With the discovery of oil and the consequent rise in living standards, Kuwait acquired a large immigrant population, attracted by jobs, free education for their children, and free medical care. The number of foreign residents more than doubled during the 1970s, and in 1994 they accounted for an estimated 56.4% of the population. After the Persian Gulf war, Kuwait deported tens of thousands of foreign workers from countries whose leaders had backed Iraq in the conflict. Of the estimated 400,000 Palestinians living in Kuwait before the 1990–91 Gulf War, reportedly only about one-sixth were allowed to remain.

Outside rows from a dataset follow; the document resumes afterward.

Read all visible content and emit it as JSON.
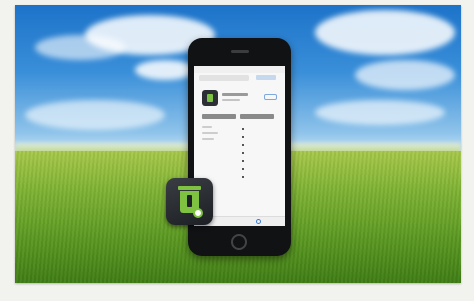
{
  "scene": {
    "description_free": true,
    "colors": {
      "sky": "#1d73c9",
      "grass": "#6aa52a",
      "phone_body": "#101214",
      "app_icon_bg": "#2c3036",
      "app_accent": "#7cc242"
    },
    "icons": {
      "app_icon": "green-bin-icon",
      "search_tab_icon": "search-icon"
    }
  }
}
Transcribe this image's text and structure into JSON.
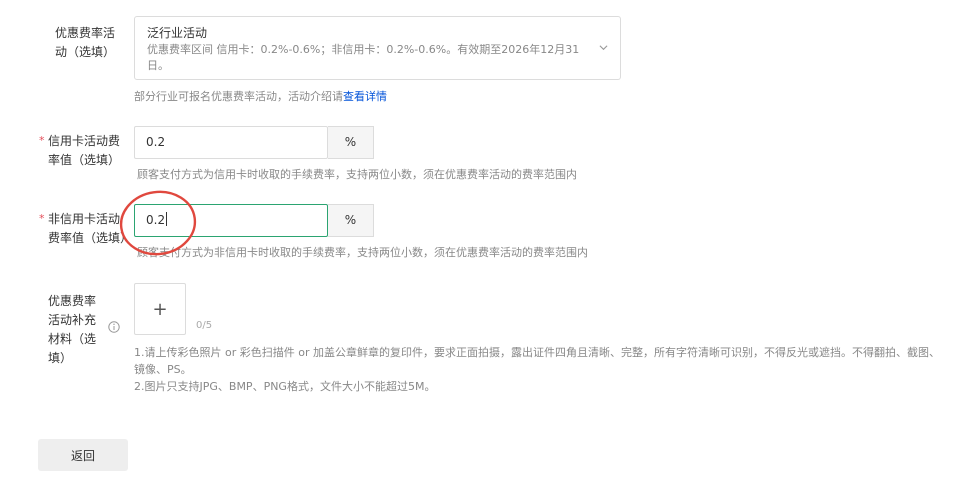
{
  "promo_activity": {
    "label": "优惠费率活动（选填）",
    "selected_title": "泛行业活动",
    "selected_desc": "优惠费率区间 信用卡：0.2%-0.6%；非信用卡：0.2%-0.6%。有效期至2026年12月31日。",
    "help_text": "部分行业可报名优惠费率活动，活动介绍请",
    "help_link": "查看详情"
  },
  "credit_rate": {
    "required_mark": "*",
    "label": "信用卡活动费率值（选填）",
    "value": "0.2",
    "unit": "%",
    "help": "顾客支付方式为信用卡时收取的手续费率，支持两位小数，须在优惠费率活动的费率范围内"
  },
  "noncredit_rate": {
    "required_mark": "*",
    "label": "非信用卡活动费率值（选填）",
    "value": "0.2",
    "unit": "%",
    "help": "顾客支付方式为非信用卡时收取的手续费率，支持两位小数，须在优惠费率活动的费率范围内"
  },
  "materials": {
    "label": "优惠费率活动补充材料（选填）",
    "upload_symbol": "+",
    "count": "0/5",
    "note1": "1.请上传彩色照片 or 彩色扫描件 or 加盖公章鲜章的复印件，要求正面拍摄，露出证件四角且清晰、完整，所有字符清晰可识别，不得反光或遮挡。不得翻拍、截图、镜像、PS。",
    "note2": "2.图片只支持JPG、BMP、PNG格式，文件大小不能超过5M。"
  },
  "back_button": "返回",
  "colors": {
    "focus_border": "#2ba471",
    "annotation_circle": "#e0483e",
    "link": "#0052d9",
    "required": "#e34d59"
  }
}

Only about 120,000 of the 220,000 prewar Bedouins (mostly nomads from Syria, Jordan, and Iraq) were allowed to stay. These stateless Arabs had remained in Kuwait under Iraqi occupation and were suspected of collaboration. Most other foreign workers were able to return to their home countries. By 1996, however, Egyptians, Pakistanis, Filipinos and others had filled the void that the previous foreign workers left behind.
In 2000 there were 1,108,000 migrants living in Kuwait. This accounted for 57.9% of the population. The number of refugees that year was 2,800. In 2000, the net migration rate was 11.1 migrants per 1,000 population. The government views the immigration level as too high.